1 In a 1988 article, Henry Louis Gates, Jr., comments on hidden instances of racism--white theorists referring to themselves as knowing nothing about ethnicity, the "long way to go before older white academic critics begin to read the great theorists of the black traditions in the same way that we read their 'theories'," and accusations of essentialism from ally and foe alike against formation of alternative canons and subjectivities ("On the Rhetoric of Racism" 20 and 21). Gates says racism on U.S. university campuses is the material effect of a more theoretical level. From news reports, it appears that campus racism is alive and well, hand-in-hand with the dismantling of affirmative action across the country, suggesting that theoretical sources are also alive and well.

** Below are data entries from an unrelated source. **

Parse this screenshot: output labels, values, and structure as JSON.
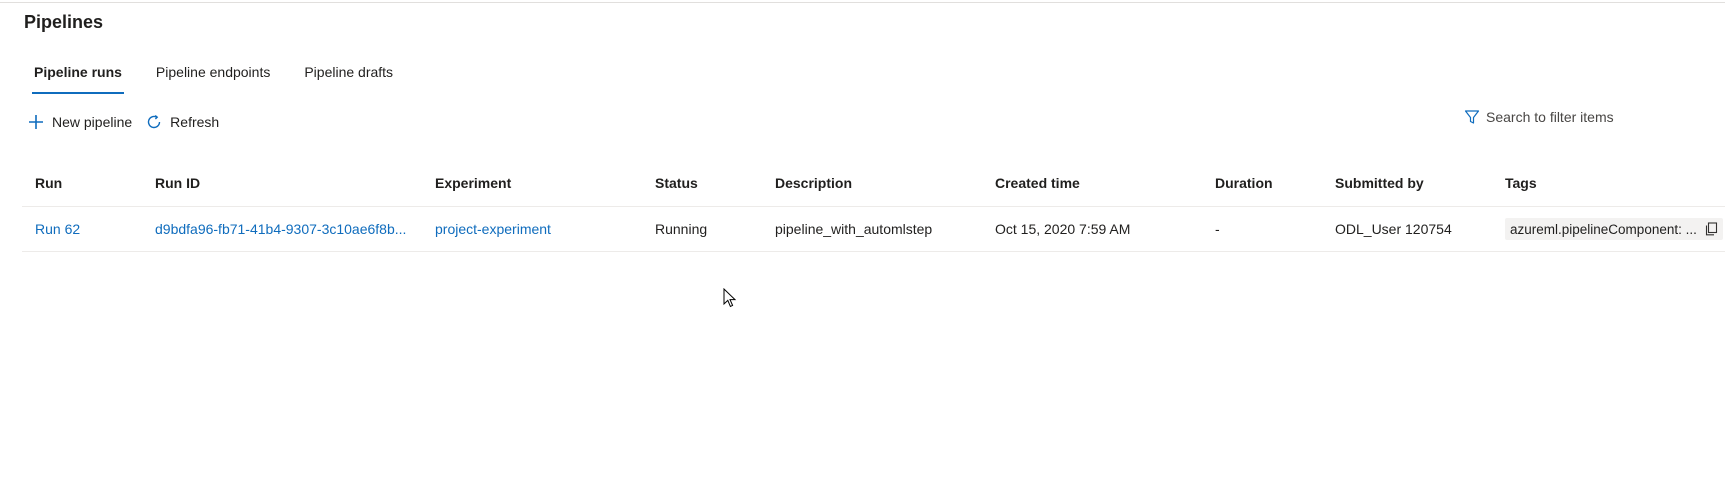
{
  "page": {
    "title": "Pipelines"
  },
  "tabs": [
    {
      "label": "Pipeline runs",
      "active": true
    },
    {
      "label": "Pipeline endpoints",
      "active": false
    },
    {
      "label": "Pipeline drafts",
      "active": false
    }
  ],
  "toolbar": {
    "new_pipeline_label": "New pipeline",
    "new_pipeline_icon": "plus-icon",
    "refresh_label": "Refresh",
    "refresh_icon": "refresh-icon"
  },
  "search": {
    "label": "Search to filter items",
    "icon": "filter-icon"
  },
  "table": {
    "columns": [
      "Run",
      "Run ID",
      "Experiment",
      "Status",
      "Description",
      "Created time",
      "Duration",
      "Submitted by",
      "Tags"
    ],
    "rows": [
      {
        "run": "Run 62",
        "run_id": "d9bdfa96-fb71-41b4-9307-3c10ae6f8b...",
        "experiment": "project-experiment",
        "status": "Running",
        "description": "pipeline_with_automlstep",
        "created_time": "Oct 15, 2020 7:59 AM",
        "duration": "-",
        "submitted_by": "ODL_User 120754",
        "tag": "azureml.pipelineComponent: ...",
        "tag_icon": "copy-icon"
      }
    ]
  },
  "colors": {
    "accent": "#0f6cbd",
    "text": "#201f1e",
    "divider": "#edebe9"
  }
}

2 Or in Hawai'iby the appeals of Kanaka Maoli activists against the building of the H3 freeway through Halawa Valley, the bombing by the U.S. military of Kaho'olawe and Makua Valley, and many other actions claimed as "necessary" under a western model and experienced as devastation by those who hold the land as a relation and sacred.
3 For instance, an audience member at a series ("Overcoming Colonial Violence") held by graduate students in the University of Hawai'i at Manoa Anthropology Department expressed anger over the way sociologists from the University tend to ordain programs from outside the community without taking pains to understand what the problems of the community really are from the inside. I also recall a conversation with two Native Hawaiian Psychology Ph.D. candidates at the Honolulu-based American Institute for Psychology. Both confirmed a scholarly invasion felt by indigenous communities in Hawai'i from psychologists who fail to consider they may not understand the values people have in the communities they think they are serving or even that there is something beyond their own perspective to be taken into consideration.
4 Restorative Justice (called Truth and Reconciliation in South Africa) is an alternative justice system that National Institute of Justice Visiting Fellow Thomas Quinn defines as focusing "on restoring the health of the community, repairing the harm done, meeting victims' needs, and emphasizing that the offender can--and must--contribute to those repairs" and doing these things from within the affected community rather than with the aid of a removed and hierarchical justice system (1). "Both Tongan and Samoan communities have a tradition of restorative justice when it comes to offending in the community....Maori have a tradition...still in effect in many rural areas, whereby the restoration of all concerned--the victims, the offenders, the whanau, the iwi--is the principal objective" (Consedine 9-10). In Hawai'i, the process of ho'oponopono functions in a comparable way, where the focus is restoration of wholeness and harmony to the entire community in question.
5 The South African Truth and Reconciliation Commission works to achieve reconciliation between perpetrators and victims of violence by giving amnesty to those who admit to and disclose their crimes and by "establishing and making known the fate or whereabouts of victims and restoring their human and civil dignity by granting them an opportunity to relate their own accounts of the violations, and recommending reparation measures in respect of them" in order to heal both perpetrator and victim by re-establishing relationship (Justice Center Website 1). The TRC has done this to help heal the wounds created by a colonial system that relegated Black South Africans to a sub-human position--in the minds of the white minority Black South Africans were not capable of relationship and therefore could be recipients of torture, rape, theft, murder, dispossession of land and culture (TRC Final Report Introduction 1).